# EXTRACTED RECORDS

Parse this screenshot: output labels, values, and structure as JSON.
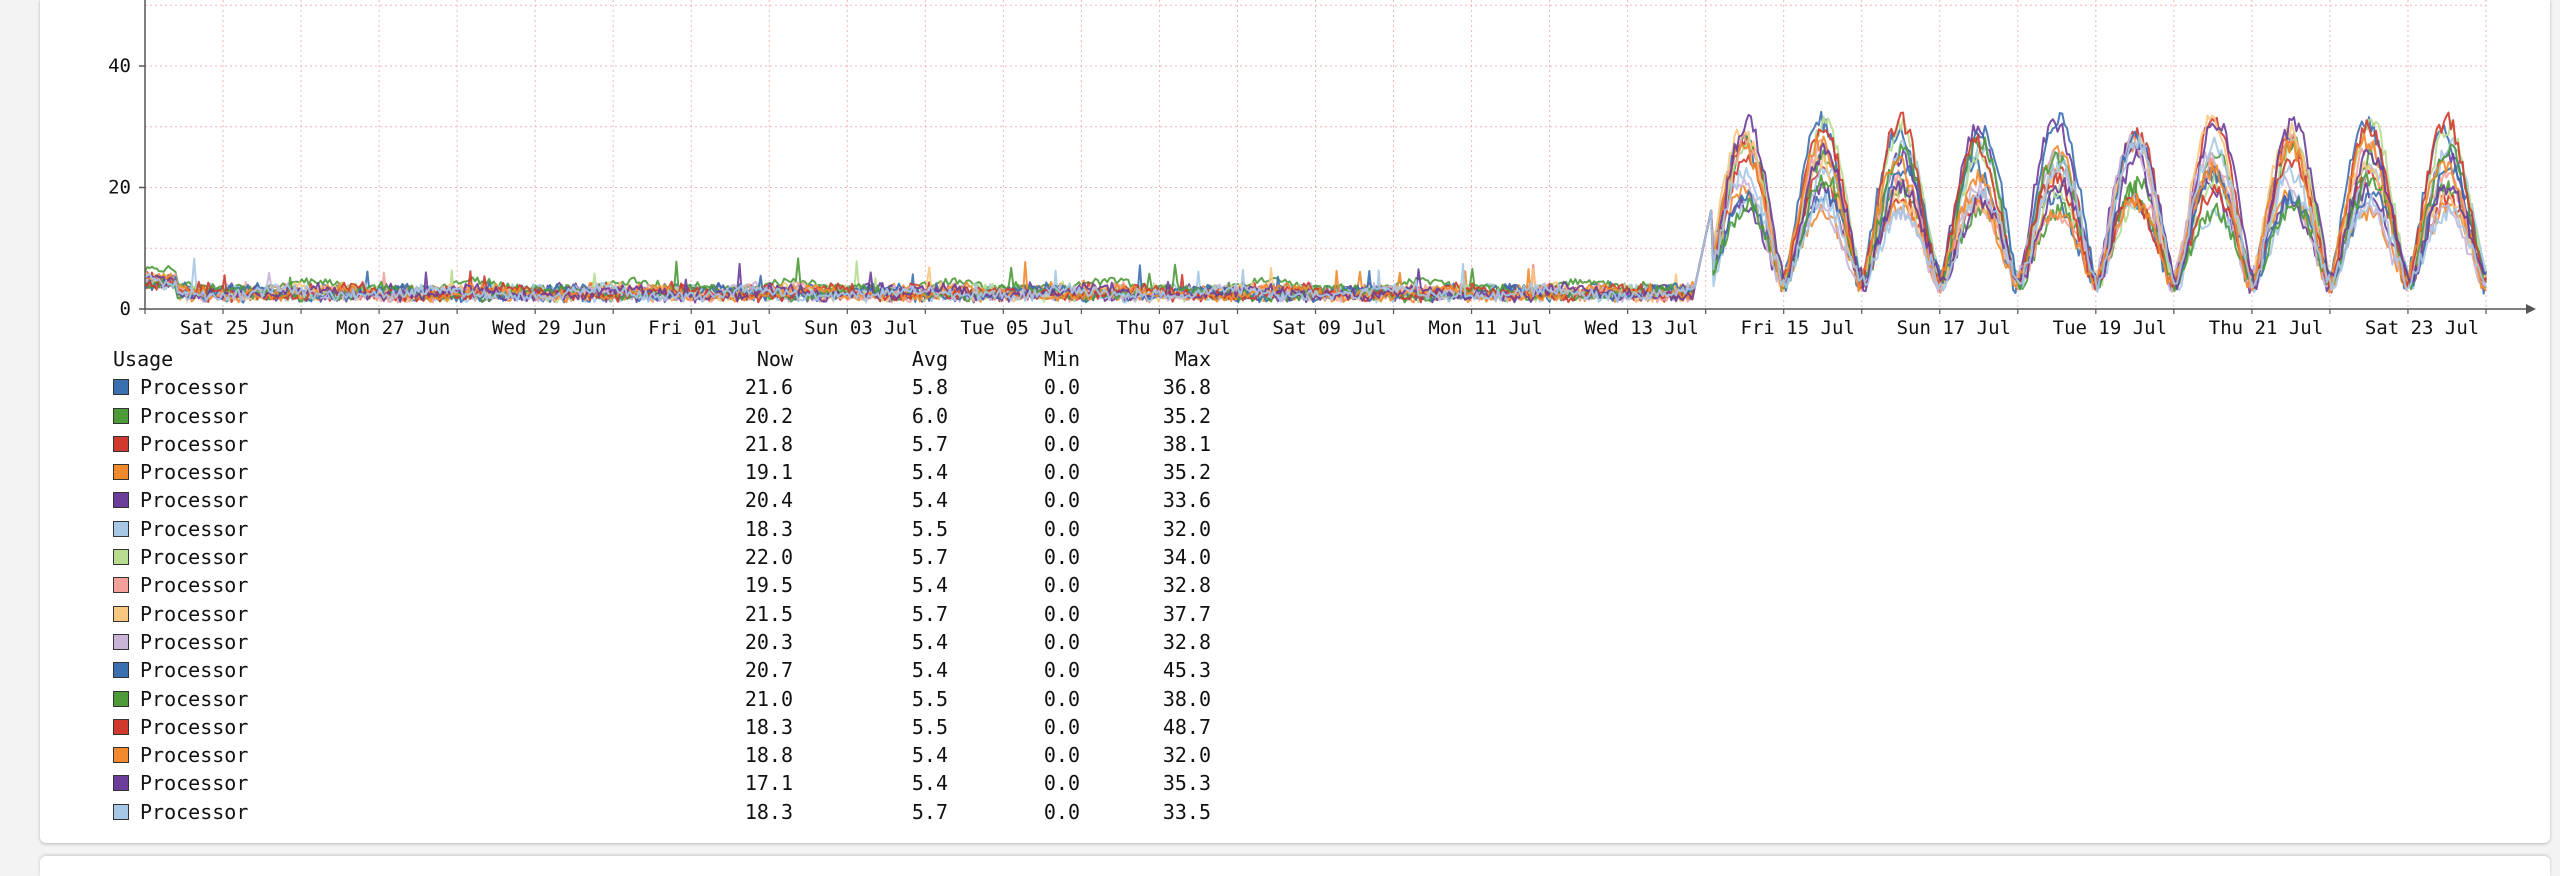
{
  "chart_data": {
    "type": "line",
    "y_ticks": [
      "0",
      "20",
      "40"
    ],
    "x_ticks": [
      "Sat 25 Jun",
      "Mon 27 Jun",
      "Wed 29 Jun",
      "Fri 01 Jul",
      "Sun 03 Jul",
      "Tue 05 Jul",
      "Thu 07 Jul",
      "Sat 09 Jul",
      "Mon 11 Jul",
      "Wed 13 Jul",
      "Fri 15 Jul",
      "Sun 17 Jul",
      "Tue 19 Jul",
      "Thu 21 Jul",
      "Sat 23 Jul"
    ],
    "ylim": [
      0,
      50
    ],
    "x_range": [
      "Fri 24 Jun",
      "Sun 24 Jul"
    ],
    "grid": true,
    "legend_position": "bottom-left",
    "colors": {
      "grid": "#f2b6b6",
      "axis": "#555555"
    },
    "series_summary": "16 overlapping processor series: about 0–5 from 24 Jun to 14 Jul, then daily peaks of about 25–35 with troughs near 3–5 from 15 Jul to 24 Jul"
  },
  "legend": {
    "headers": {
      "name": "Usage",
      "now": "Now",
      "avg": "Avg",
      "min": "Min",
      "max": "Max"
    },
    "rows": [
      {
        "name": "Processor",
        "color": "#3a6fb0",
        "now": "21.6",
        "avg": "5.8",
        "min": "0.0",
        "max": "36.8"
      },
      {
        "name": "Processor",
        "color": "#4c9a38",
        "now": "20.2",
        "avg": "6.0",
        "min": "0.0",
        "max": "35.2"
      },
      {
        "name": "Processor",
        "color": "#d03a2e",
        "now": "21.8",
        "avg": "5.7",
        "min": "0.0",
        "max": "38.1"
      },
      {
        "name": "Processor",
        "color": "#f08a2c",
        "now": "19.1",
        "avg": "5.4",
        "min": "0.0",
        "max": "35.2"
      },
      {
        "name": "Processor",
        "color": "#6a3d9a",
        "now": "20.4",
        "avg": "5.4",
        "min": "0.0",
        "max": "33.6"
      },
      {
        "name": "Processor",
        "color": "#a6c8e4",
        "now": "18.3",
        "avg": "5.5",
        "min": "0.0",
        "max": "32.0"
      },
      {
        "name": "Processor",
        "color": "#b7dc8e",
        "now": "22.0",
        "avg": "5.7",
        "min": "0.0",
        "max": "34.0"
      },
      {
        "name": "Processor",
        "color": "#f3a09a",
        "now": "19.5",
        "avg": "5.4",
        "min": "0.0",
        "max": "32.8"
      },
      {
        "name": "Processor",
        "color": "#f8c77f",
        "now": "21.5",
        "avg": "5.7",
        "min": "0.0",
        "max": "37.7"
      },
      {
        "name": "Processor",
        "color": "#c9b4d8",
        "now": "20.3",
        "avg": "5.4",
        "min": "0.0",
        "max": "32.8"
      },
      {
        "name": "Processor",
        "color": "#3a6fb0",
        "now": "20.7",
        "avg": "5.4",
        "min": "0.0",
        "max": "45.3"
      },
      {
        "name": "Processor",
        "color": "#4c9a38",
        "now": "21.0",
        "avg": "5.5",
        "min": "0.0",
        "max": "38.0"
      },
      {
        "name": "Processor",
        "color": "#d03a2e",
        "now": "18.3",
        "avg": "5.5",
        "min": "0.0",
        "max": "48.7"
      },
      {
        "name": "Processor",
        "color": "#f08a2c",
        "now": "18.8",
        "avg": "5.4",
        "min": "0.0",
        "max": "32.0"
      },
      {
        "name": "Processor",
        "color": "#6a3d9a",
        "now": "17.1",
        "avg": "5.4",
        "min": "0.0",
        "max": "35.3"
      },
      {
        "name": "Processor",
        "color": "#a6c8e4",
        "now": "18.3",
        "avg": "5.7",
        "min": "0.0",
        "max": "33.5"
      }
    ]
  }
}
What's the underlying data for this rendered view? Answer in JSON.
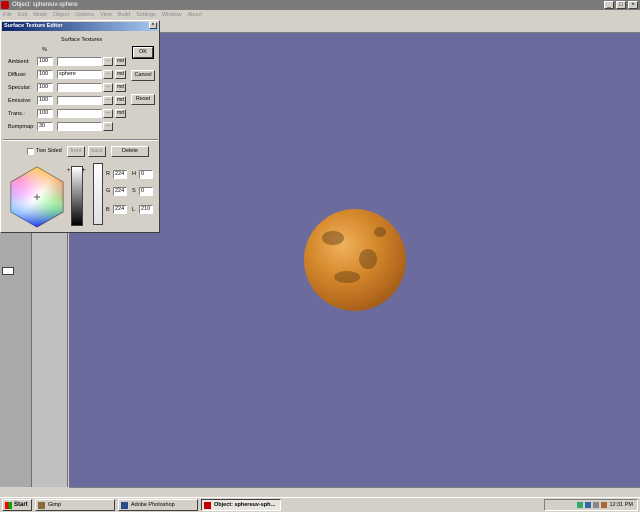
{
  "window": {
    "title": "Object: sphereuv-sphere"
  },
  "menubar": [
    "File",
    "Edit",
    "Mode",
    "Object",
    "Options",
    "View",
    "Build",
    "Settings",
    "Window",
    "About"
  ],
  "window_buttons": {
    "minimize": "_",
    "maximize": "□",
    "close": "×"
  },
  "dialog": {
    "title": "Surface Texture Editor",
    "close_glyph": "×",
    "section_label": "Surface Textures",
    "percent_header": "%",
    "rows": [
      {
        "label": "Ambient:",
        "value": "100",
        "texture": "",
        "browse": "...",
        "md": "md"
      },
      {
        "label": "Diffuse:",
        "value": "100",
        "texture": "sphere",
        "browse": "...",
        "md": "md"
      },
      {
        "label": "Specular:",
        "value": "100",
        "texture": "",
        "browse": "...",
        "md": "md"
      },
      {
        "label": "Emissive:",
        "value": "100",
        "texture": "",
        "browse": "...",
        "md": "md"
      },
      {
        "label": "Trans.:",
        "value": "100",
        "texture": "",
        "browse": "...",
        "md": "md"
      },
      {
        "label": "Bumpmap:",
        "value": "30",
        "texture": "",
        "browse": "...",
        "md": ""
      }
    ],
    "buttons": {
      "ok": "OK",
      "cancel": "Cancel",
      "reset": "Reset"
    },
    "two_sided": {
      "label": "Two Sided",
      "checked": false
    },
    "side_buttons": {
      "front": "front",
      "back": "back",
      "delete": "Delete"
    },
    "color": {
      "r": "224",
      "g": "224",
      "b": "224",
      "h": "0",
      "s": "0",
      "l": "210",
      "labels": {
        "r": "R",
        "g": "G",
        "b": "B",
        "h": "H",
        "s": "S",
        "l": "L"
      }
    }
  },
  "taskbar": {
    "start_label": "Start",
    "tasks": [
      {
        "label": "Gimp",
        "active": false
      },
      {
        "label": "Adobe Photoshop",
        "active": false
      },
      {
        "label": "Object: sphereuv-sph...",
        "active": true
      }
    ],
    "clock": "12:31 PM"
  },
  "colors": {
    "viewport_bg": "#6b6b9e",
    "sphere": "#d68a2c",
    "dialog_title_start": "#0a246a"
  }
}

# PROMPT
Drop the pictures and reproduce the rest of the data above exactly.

# WRITTEN ANSWER
Parse this screenshot: output labels, values, and structure as JSON.
{
  "chart_data": {
    "type": "line",
    "y_ticks": [
      "0",
      "20",
      "40"
    ],
    "x_ticks": [
      "Sat 25 Jun",
      "Mon 27 Jun",
      "Wed 29 Jun",
      "Fri 01 Jul",
      "Sun 03 Jul",
      "Tue 05 Jul",
      "Thu 07 Jul",
      "Sat 09 Jul",
      "Mon 11 Jul",
      "Wed 13 Jul",
      "Fri 15 Jul",
      "Sun 17 Jul",
      "Tue 19 Jul",
      "Thu 21 Jul",
      "Sat 23 Jul"
    ],
    "ylim": [
      0,
      50
    ],
    "x_range": [
      "Fri 24 Jun",
      "Sun 24 Jul"
    ],
    "grid": true,
    "legend_position": "bottom-left",
    "colors": {
      "grid": "#f2b6b6",
      "axis": "#555555"
    },
    "series_summary": "16 overlapping processor series: about 0–5 from 24 Jun to 14 Jul, then daily peaks of about 25–35 with troughs near 3–5 from 15 Jul to 24 Jul"
  },
  "legend": {
    "headers": {
      "name": "Usage",
      "now": "Now",
      "avg": "Avg",
      "min": "Min",
      "max": "Max"
    },
    "rows": [
      {
        "name": "Processor",
        "color": "#3a6fb0",
        "now": "21.6",
        "avg": "5.8",
        "min": "0.0",
        "max": "36.8"
      },
      {
        "name": "Processor",
        "color": "#4c9a38",
        "now": "20.2",
        "avg": "6.0",
        "min": "0.0",
        "max": "35.2"
      },
      {
        "name": "Processor",
        "color": "#d03a2e",
        "now": "21.8",
        "avg": "5.7",
        "min": "0.0",
        "max": "38.1"
      },
      {
        "name": "Processor",
        "color": "#f08a2c",
        "now": "19.1",
        "avg": "5.4",
        "min": "0.0",
        "max": "35.2"
      },
      {
        "name": "Processor",
        "color": "#6a3d9a",
        "now": "20.4",
        "avg": "5.4",
        "min": "0.0",
        "max": "33.6"
      },
      {
        "name": "Processor",
        "color": "#a6c8e4",
        "now": "18.3",
        "avg": "5.5",
        "min": "0.0",
        "max": "32.0"
      },
      {
        "name": "Processor",
        "color": "#b7dc8e",
        "now": "22.0",
        "avg": "5.7",
        "min": "0.0",
        "max": "34.0"
      },
      {
        "name": "Processor",
        "color": "#f3a09a",
        "now": "19.5",
        "avg": "5.4",
        "min": "0.0",
        "max": "32.8"
      },
      {
        "name": "Processor",
        "color": "#f8c77f",
        "now": "21.5",
        "avg": "5.7",
        "min": "0.0",
        "max": "37.7"
      },
      {
        "name": "Processor",
        "color": "#c9b4d8",
        "now": "20.3",
        "avg": "5.4",
        "min": "0.0",
        "max": "32.8"
      },
      {
        "name": "Processor",
        "color": "#3a6fb0",
        "now": "20.7",
        "avg": "5.4",
        "min": "0.0",
        "max": "45.3"
      },
      {
        "name": "Processor",
        "color": "#4c9a38",
        "now": "21.0",
        "avg": "5.5",
        "min": "0.0",
        "max": "38.0"
      },
      {
        "name": "Processor",
        "color": "#d03a2e",
        "now": "18.3",
        "avg": "5.5",
        "min": "0.0",
        "max": "48.7"
      },
      {
        "name": "Processor",
        "color": "#f08a2c",
        "now": "18.8",
        "avg": "5.4",
        "min": "0.0",
        "max": "32.0"
      },
      {
        "name": "Processor",
        "color": "#6a3d9a",
        "now": "17.1",
        "avg": "5.4",
        "min": "0.0",
        "max": "35.3"
      },
      {
        "name": "Processor",
        "color": "#a6c8e4",
        "now": "18.3",
        "avg": "5.7",
        "min": "0.0",
        "max": "33.5"
      }
    ]
  }
}
What's the underlying data for this rendered view? Answer in JSON.
{
  "window": {
    "title": "Object: sphereuv-sphere"
  },
  "menubar": [
    "File",
    "Edit",
    "Mode",
    "Object",
    "Options",
    "View",
    "Build",
    "Settings",
    "Window",
    "About"
  ],
  "window_buttons": {
    "minimize": "_",
    "maximize": "□",
    "close": "×"
  },
  "dialog": {
    "title": "Surface Texture Editor",
    "close_glyph": "×",
    "section_label": "Surface Textures",
    "percent_header": "%",
    "rows": [
      {
        "label": "Ambient:",
        "value": "100",
        "texture": "",
        "browse": "...",
        "md": "md"
      },
      {
        "label": "Diffuse:",
        "value": "100",
        "texture": "sphere",
        "browse": "...",
        "md": "md"
      },
      {
        "label": "Specular:",
        "value": "100",
        "texture": "",
        "browse": "...",
        "md": "md"
      },
      {
        "label": "Emissive:",
        "value": "100",
        "texture": "",
        "browse": "...",
        "md": "md"
      },
      {
        "label": "Trans.:",
        "value": "100",
        "texture": "",
        "browse": "...",
        "md": "md"
      },
      {
        "label": "Bumpmap:",
        "value": "30",
        "texture": "",
        "browse": "...",
        "md": ""
      }
    ],
    "buttons": {
      "ok": "OK",
      "cancel": "Cancel",
      "reset": "Reset"
    },
    "two_sided": {
      "label": "Two Sided",
      "checked": false
    },
    "side_buttons": {
      "front": "front",
      "back": "back",
      "delete": "Delete"
    },
    "color": {
      "r": "224",
      "g": "224",
      "b": "224",
      "h": "0",
      "s": "0",
      "l": "210",
      "labels": {
        "r": "R",
        "g": "G",
        "b": "B",
        "h": "H",
        "s": "S",
        "l": "L"
      }
    }
  },
  "taskbar": {
    "start_label": "Start",
    "tasks": [
      {
        "label": "Gimp",
        "active": false
      },
      {
        "label": "Adobe Photoshop",
        "active": false
      },
      {
        "label": "Object: sphereuv-sph...",
        "active": true
      }
    ],
    "clock": "12:31 PM"
  },
  "colors": {
    "viewport_bg": "#6b6b9e",
    "sphere": "#d68a2c",
    "dialog_title_start": "#0a246a"
  }
}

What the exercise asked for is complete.